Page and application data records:
Segment Open
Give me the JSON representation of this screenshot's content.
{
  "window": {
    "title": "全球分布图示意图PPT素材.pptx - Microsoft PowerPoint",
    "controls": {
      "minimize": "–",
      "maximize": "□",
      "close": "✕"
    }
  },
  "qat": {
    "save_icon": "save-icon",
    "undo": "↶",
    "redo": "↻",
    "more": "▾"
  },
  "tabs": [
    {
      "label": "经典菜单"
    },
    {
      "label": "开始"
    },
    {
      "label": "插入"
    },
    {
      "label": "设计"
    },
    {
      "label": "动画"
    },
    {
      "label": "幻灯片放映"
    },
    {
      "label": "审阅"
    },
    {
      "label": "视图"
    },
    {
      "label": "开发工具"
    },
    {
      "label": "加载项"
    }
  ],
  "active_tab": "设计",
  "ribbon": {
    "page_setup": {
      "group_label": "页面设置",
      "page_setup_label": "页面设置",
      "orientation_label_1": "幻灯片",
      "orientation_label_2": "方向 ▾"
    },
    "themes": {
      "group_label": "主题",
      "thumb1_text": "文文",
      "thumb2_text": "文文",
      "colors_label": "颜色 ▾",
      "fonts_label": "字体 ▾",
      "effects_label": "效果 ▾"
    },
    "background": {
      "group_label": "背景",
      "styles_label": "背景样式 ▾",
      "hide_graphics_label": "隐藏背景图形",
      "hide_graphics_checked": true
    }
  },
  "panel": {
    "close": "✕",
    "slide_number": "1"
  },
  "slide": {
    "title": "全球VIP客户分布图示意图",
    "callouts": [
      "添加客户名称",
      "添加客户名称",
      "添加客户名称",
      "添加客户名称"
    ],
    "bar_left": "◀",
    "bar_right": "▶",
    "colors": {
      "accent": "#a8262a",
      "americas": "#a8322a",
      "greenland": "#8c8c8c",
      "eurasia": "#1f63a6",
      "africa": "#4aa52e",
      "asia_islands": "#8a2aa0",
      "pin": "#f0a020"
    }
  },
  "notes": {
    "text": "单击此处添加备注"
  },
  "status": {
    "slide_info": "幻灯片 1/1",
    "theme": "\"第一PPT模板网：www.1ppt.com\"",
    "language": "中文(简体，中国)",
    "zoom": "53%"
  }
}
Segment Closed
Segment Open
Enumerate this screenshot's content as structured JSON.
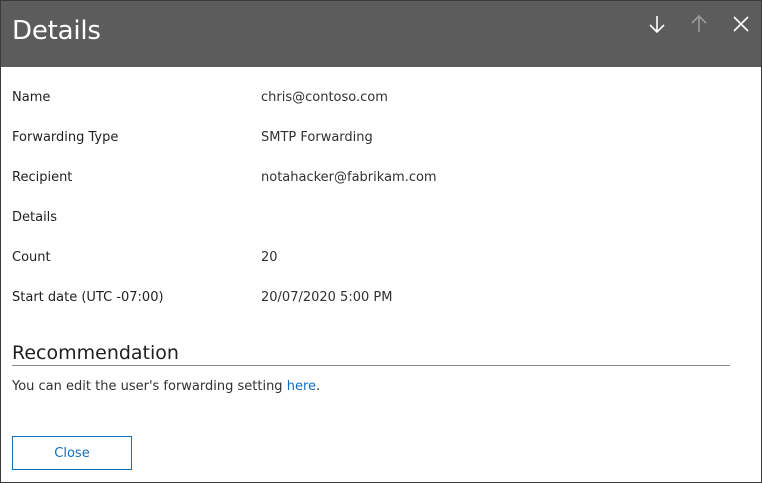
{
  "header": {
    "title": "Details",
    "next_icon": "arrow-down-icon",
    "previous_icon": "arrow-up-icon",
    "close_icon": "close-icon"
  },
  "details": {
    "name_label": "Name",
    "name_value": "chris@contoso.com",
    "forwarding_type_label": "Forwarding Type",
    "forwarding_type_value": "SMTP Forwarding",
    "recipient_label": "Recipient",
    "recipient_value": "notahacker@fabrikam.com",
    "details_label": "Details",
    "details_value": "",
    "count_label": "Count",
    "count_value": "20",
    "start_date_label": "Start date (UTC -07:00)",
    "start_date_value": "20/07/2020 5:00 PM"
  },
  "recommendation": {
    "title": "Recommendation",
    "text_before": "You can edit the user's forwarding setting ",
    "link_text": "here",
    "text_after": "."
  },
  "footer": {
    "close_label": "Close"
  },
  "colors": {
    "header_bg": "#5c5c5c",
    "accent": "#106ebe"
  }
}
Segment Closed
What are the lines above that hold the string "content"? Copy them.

FINISHED EXERCISE>
Give me the JSON representation of this screenshot's content.
Enumerate this screenshot's content as structured JSON.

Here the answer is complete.